6 questions for a collaborative culture
- Culture change takes a long time
- If you really want to change culture you need structural reform, not the overlaying of new and shiny values and behaviours.
- It’s critical to truly understand your organisation and its desired end state before implementing any kind of online collaboration tools.
The word has come down from on-high. The CEO wants a more collaborative and communicatively oriented organisation (their words, not mine). Command and control is sooo last decade. This decade it’s about dialogue, listening, agility, flexibility, responsiveness, being in touch with each other and the customer. It’s about engagement. And there’s a tool for that, right? Plug it in and away we go?
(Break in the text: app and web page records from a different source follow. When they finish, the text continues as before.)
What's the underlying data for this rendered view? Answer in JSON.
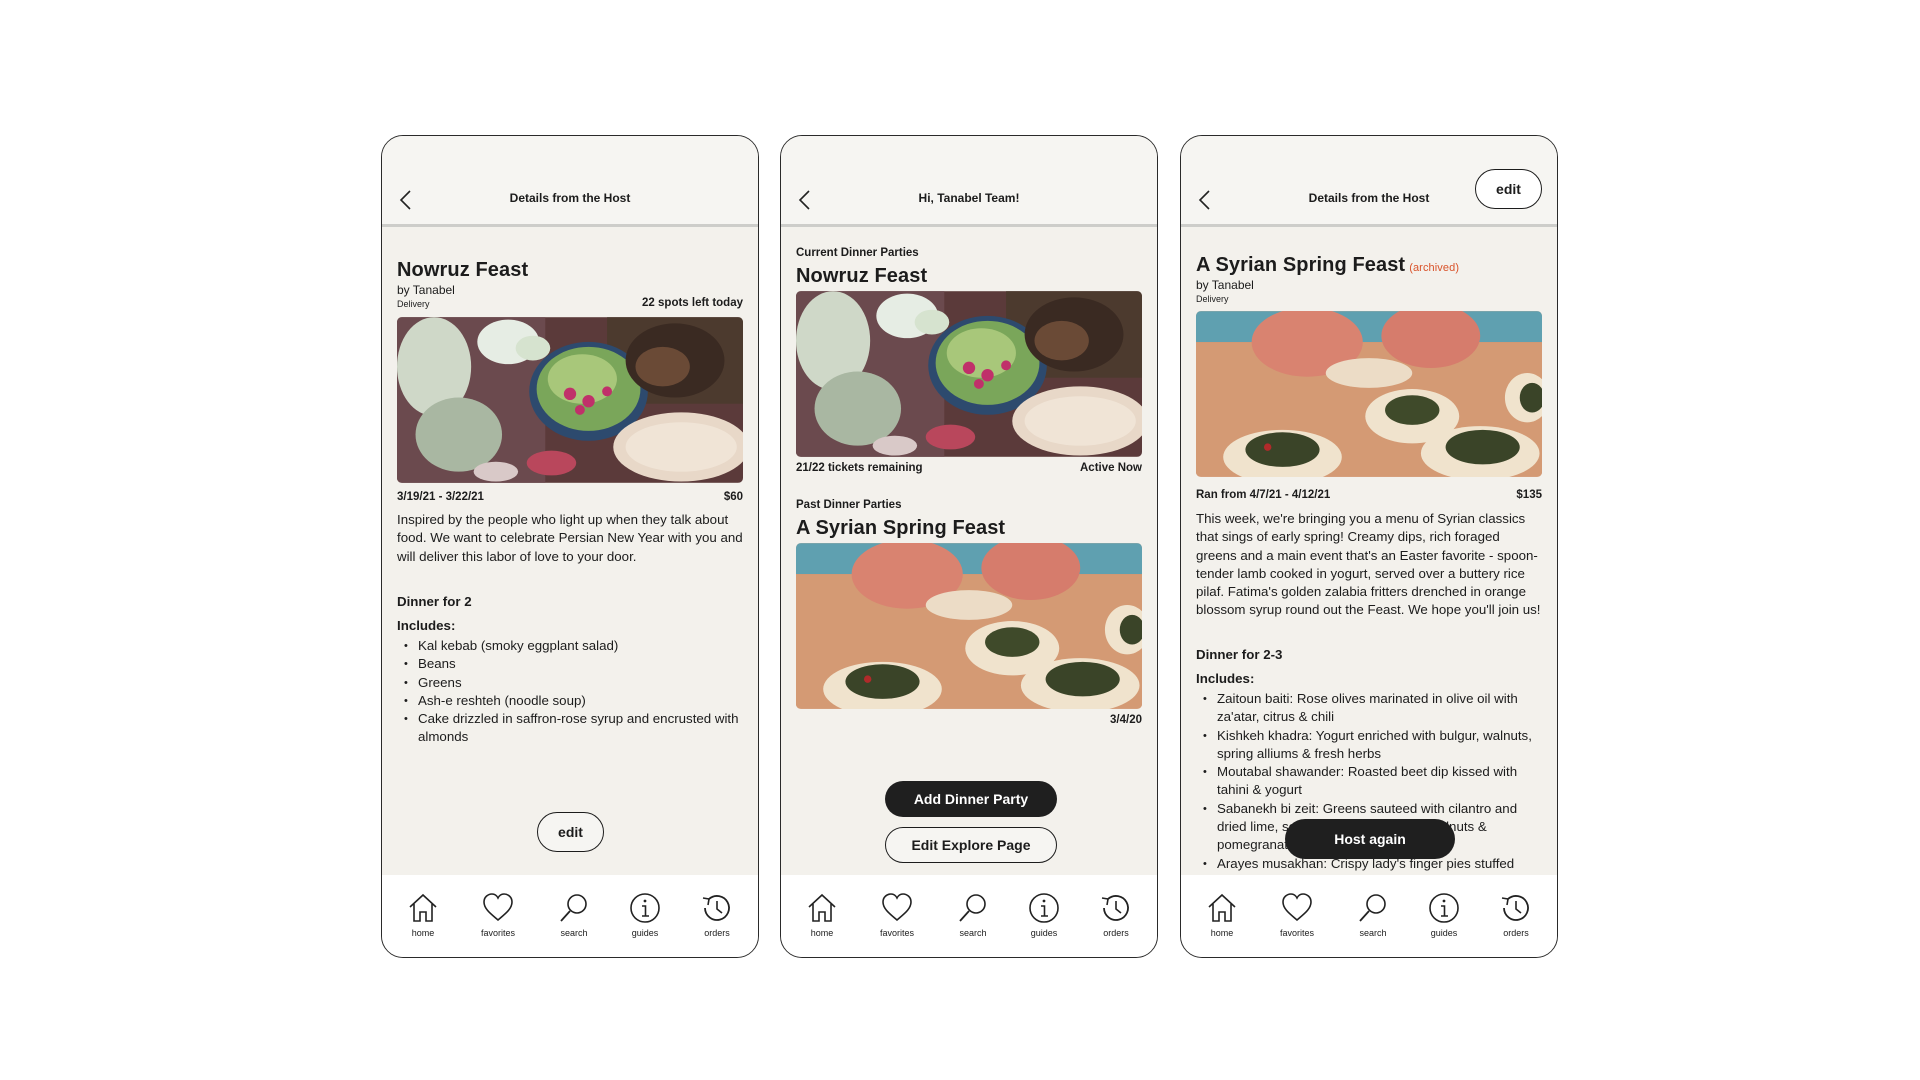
{
  "colors": {
    "background": "#f3f1ec",
    "accent_archived": "#d9532a",
    "dark_button": "#1f1f1f"
  },
  "nav": [
    {
      "label": "home",
      "icon": "home-icon"
    },
    {
      "label": "favorites",
      "icon": "heart-icon"
    },
    {
      "label": "search",
      "icon": "search-icon"
    },
    {
      "label": "guides",
      "icon": "info-icon"
    },
    {
      "label": "orders",
      "icon": "history-icon"
    }
  ],
  "screen1": {
    "header_title": "Details from the Host",
    "title": "Nowruz Feast",
    "byline": "by Tanabel",
    "delivery": "Delivery",
    "spots": "22 spots left today",
    "dates": "3/19/21 - 3/22/21",
    "price": "$60",
    "description": "Inspired by the people who light up when they talk about food. We want to celebrate Persian New Year with you and will deliver this labor of love to your door.",
    "serving": "Dinner for 2",
    "includes_label": "Includes:",
    "includes": [
      "Kal kebab (smoky eggplant salad)",
      "Beans",
      "Greens",
      "Ash-e reshteh (noodle soup)",
      "Cake drizzled in saffron-rose syrup and encrusted with almonds"
    ],
    "edit_label": "edit"
  },
  "screen2": {
    "header_title": "Hi, Tanabel Team!",
    "current_label": "Current Dinner Parties",
    "current_title": "Nowruz Feast",
    "tickets": "21/22 tickets remaining",
    "status": "Active Now",
    "past_label": "Past Dinner Parties",
    "past_title": "A Syrian Spring Feast",
    "past_date": "3/4/20",
    "add_button": "Add Dinner Party",
    "edit_explore_button": "Edit Explore Page"
  },
  "screen3": {
    "header_title": "Details from the Host",
    "edit_label": "edit",
    "title": "A Syrian Spring Feast",
    "archived": "(archived)",
    "byline": "by Tanabel",
    "delivery": "Delivery",
    "dates": "Ran from 4/7/21 - 4/12/21",
    "price": "$135",
    "description": "This week, we're bringing you a menu of Syrian classics that sings of early spring! Creamy dips, rich foraged greens and a main event that's an Easter favorite - spoon-tender lamb cooked in yogurt, served over a buttery rice pilaf. Fatima's golden zalabia fritters drenched in orange blossom syrup round out the Feast. We hope you'll join us!",
    "serving": "Dinner for 2-3",
    "includes_label": "Includes:",
    "includes": [
      "Zaitoun baiti: Rose olives marinated in olive oil with za'atar, citrus & chili",
      "Kishkeh khadra: Yogurt enriched with bulgur, walnuts, spring alliums & fresh herbs",
      "Moutabal shawander: Roasted beet dip kissed with tahini & yogurt",
      "Sabanekh bi zeit: Greens sauteed with cilantro and dried lime, served with fried onions, walnuts & pomegranate seeds",
      "Arayes musakhan: Crispy lady's finger pies stuffed"
    ],
    "host_again": "Host again"
  }
}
This scenario is fairly typical in the major culture change initiatives we see today. It’s perhaps a bit more popular at the moment because technology has provided many tools to enable more collaborative communication. Yet, it is also common knowledge that culture change takes a long time to occur, and there are people who question whether you really ever change a culture.
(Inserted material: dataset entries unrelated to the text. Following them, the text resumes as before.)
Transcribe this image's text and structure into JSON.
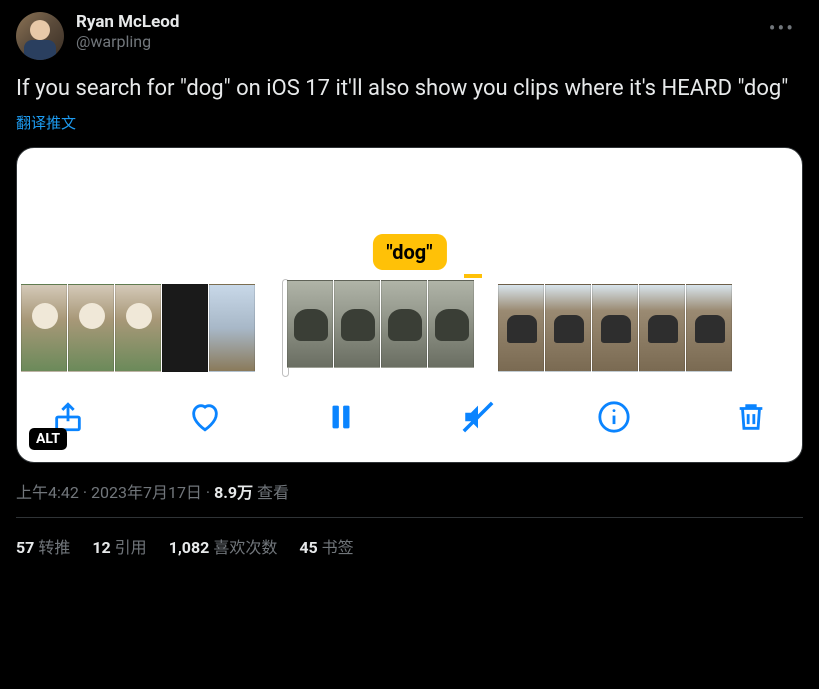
{
  "author": {
    "display_name": "Ryan McLeod",
    "handle": "@warpling"
  },
  "tweet_text": "If you search for \"dog\" on iOS 17 it'll also show you clips where it's HEARD \"dog\"",
  "translate_label": "翻译推文",
  "media": {
    "caption_pill": "\"dog\"",
    "alt_badge": "ALT"
  },
  "meta": {
    "time": "上午4:42",
    "date": "2023年7月17日",
    "views_count": "8.9万",
    "views_label": "查看"
  },
  "stats": {
    "retweets_count": "57",
    "retweets_label": "转推",
    "quotes_count": "12",
    "quotes_label": "引用",
    "likes_count": "1,082",
    "likes_label": "喜欢次数",
    "bookmarks_count": "45",
    "bookmarks_label": "书签"
  }
}
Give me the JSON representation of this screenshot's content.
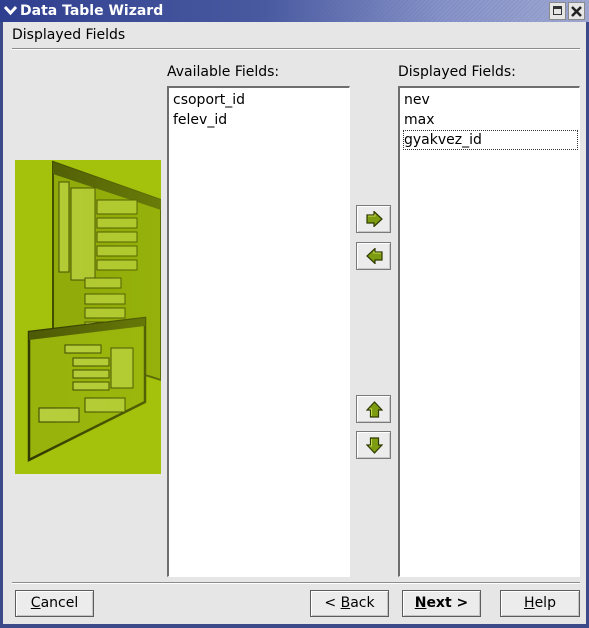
{
  "window": {
    "title": "Data Table Wizard",
    "menu_glyph": "⌄",
    "close_glyph": "✕"
  },
  "page": {
    "heading": "Displayed Fields"
  },
  "available": {
    "label": "Available Fields:",
    "items": [
      "csoport_id",
      "felev_id"
    ]
  },
  "displayed": {
    "label": "Displayed Fields:",
    "items": [
      "nev",
      "max",
      "gyakvez_id"
    ],
    "focused_index": 2
  },
  "arrow_buttons": {
    "add": "move-right",
    "remove": "move-left",
    "up": "move-up",
    "down": "move-down",
    "icon_color": "#6f8c10"
  },
  "buttons": {
    "cancel": {
      "mnemonic": "C",
      "rest": "ancel"
    },
    "back": {
      "prefix": "< ",
      "mnemonic": "B",
      "rest": "ack"
    },
    "next": {
      "mnemonic": "N",
      "rest": "ext >"
    },
    "help": {
      "mnemonic": "H",
      "rest": "elp"
    }
  },
  "colors": {
    "titlebar": "#3c4a8a",
    "side_image": "#a4c20c",
    "background": "#e6e6e6"
  }
}
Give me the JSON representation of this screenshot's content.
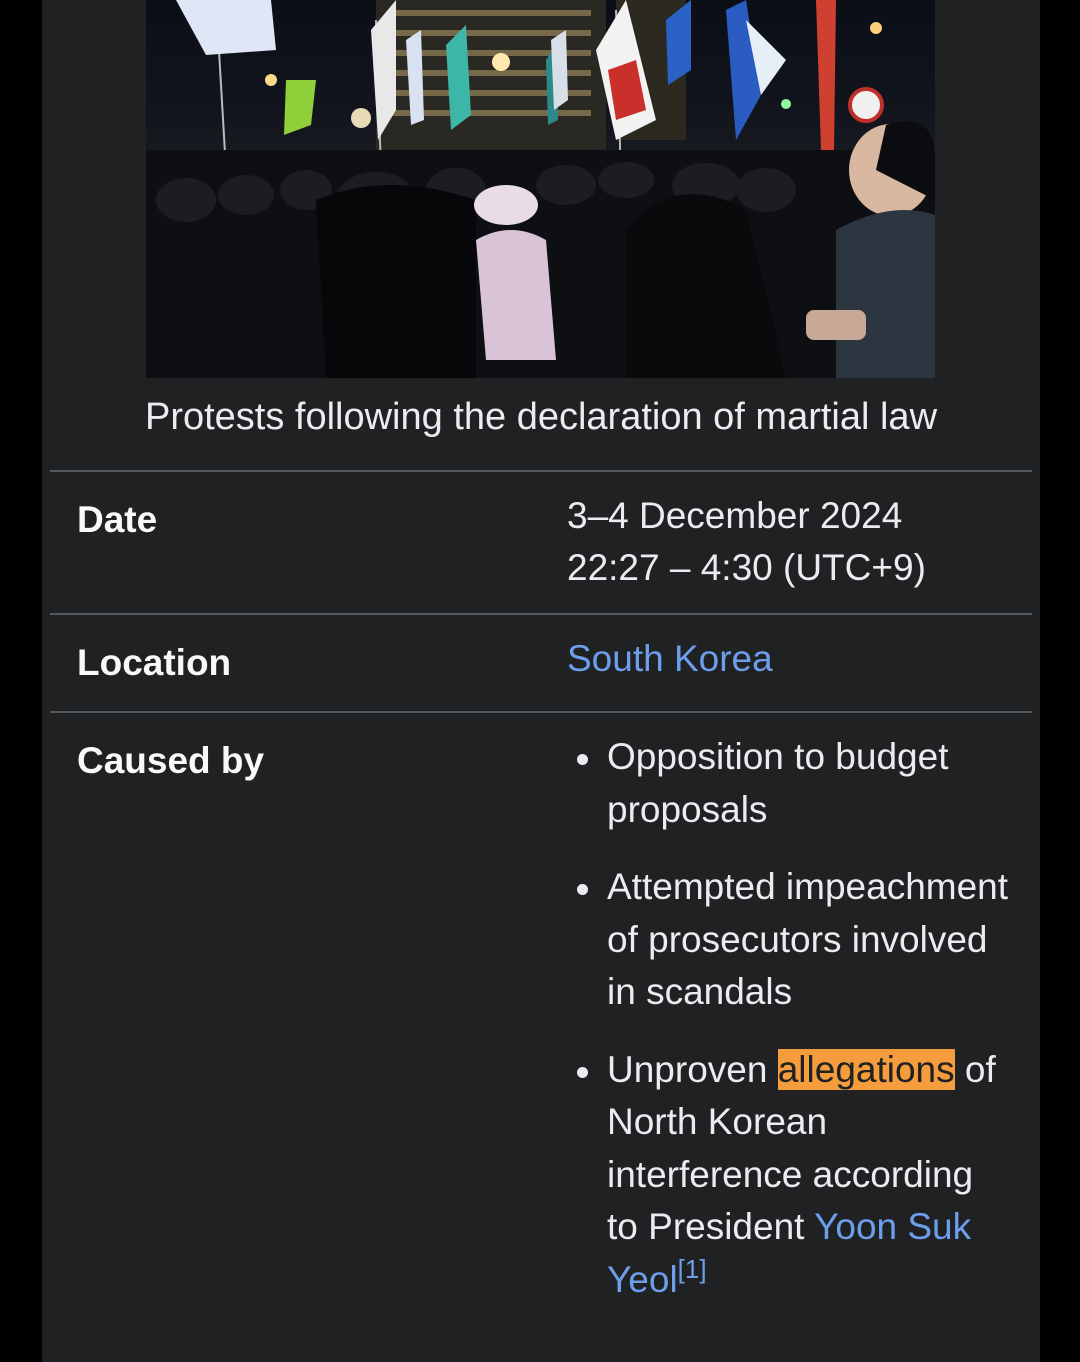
{
  "infobox": {
    "image_alt": "Night protest crowd with flags",
    "caption": "Protests following the declaration of martial law",
    "date": {
      "label": "Date",
      "line1": "3–4 December 2024",
      "line2": "22:27 – 4:30 (UTC+9)"
    },
    "location": {
      "label": "Location",
      "value": "South Korea"
    },
    "caused_by": {
      "label": "Caused by",
      "items": [
        "Opposition to budget proposals",
        "Attempted impeachment of prosecutors involved in scandals"
      ],
      "item3": {
        "prefix": "Unproven",
        "highlight": "allegations",
        "middle": "of North Korean interference according to President",
        "link": "Yoon Suk Yeol",
        "ref": "[1]"
      }
    }
  },
  "colors": {
    "panel_bg": "#202122",
    "page_bg": "#000000",
    "link": "#6d9eeb",
    "highlight": "#f59d3d",
    "rule": "#54595d"
  }
}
Some argue that culture change initiatives are like multiple layers of corporate wallpaper, scratch the surface and you will see residue of past cultural imprints. The original wall is the ‘culture’ of the organisation. If you really want to change the culture you need structural reform, not the overlaying of more attractive values and behaviours.
The collaborative movement is not new – think Margaret Wheatley, think Peter Senge, think Chris Argyris and the organisational learning movement. What’s changed is the technology – now all kinds of communication and collaboration platforms are simple and accessible. Before the likes of Trello and ESNs, people needed to have high interpersonal skills to achieve collective dialogue. Now, social communities are the norm, and information sharing and creating content are a given. But technology isn’t the saviour many people think it is. (Read more about why is it so hard to introduce a collaborative culture and why introducing enterprise software is fraught with challenge.)
For the aspiring CEO mentioned in the first paragraph to have a chance of success, there’s some questions that need answering.
1) What’s your cultural gap analysis like?
How big a leap is it for your organisation to move to its current behaviours to one that acts in a collaborative fashion?
Do a simple test. Ask each division what the other divisions do. Score the answers on accuracy (e.g. shared knowledge) and the tone with which the answer is delivered (how do the teams actually feel about it each other – are they scornful, are they admiring?). If there is a lack of understanding about what others do, and not a lot of regard for them, you are looking at large scale culture change.
If you are looking at a significant transformation, as opposed to a relatively minor adaptation, then you are going to need to throw a lot of resources at developing a collaborative culture. It’s also going to take time, and there’s a high probability that as CEO, you won’t recognise the benefits within your tenure. Are you up for that? Having said that, never underestimate the power of small wins.
2) How long has the previous culture thrived or survived?
History matters, and may be a key reason for the success of the company. That’s a pretty compelling argument against changing the culture of the organisation. If the external environment has remained relatively static, is your preferred change is fad? Or ego driven? Make sure any change you’re working towards provides a competitive advantage and is aligned with your strategy.
3) Technology maturity
What is the technological knowledge in your organisation like? Are your employees comfortable with existing technology?
Companies who have enabled employees to have access to social networking sites at work are actually in a better position than those who have put up firewalls. They give non-technological-minded staff the opportunity to learn new skills and the fundamentals of posting, commenting and sharing in a web 2.0 world
4) What are the HR reward systems?
If I share something will it be to my detriment, or is it recognised in performance reviews?
I came across an interesting example of this in one of my PhD case studies. The new CEO was intent on introducing a dialogue-driven, continuously changing organisation of the Peter Senge type. One of his senior staff made a very expensive mistake with a client, and other staff members were angry and looking for reprisals. The CEO wouldn’t hear of it. Living up to the commitment set out in their desired future state, The CEO knew that employees needed to be rewarded for taking risks, and acknowledge that mistakes will sometimes happen. The episode became a very powerful symbol of transformational change.
5) What’s your communication plan for introducing the new culture?
The irony is that you will still require a communications 1.0 approach to introducing a web 2.0 world. You need to research your employees’ attitudes and abilities towards collaborative work. It’s also important to realise that collaboration means different things to different people. Make sure you know how you’re going to bring people along with you for the journey.
6) Have you got an e-change agent?
An e-change agent is someone whose role is to nurture online interactions, support the use of enterprise tools, seed conversations, encourage those who do use the tools, and connect with those who don’t. They’ve probably got a lot of experience in change management and can provide content such as tools and templates to support initiatives. Traditionally they have operated out of programme offices, or as community managers.
So how does your organisation stack up?
You can learn more about introducing collaboration tools to facilitate change in my book Conversations of Change: A guide to implementing workplace change.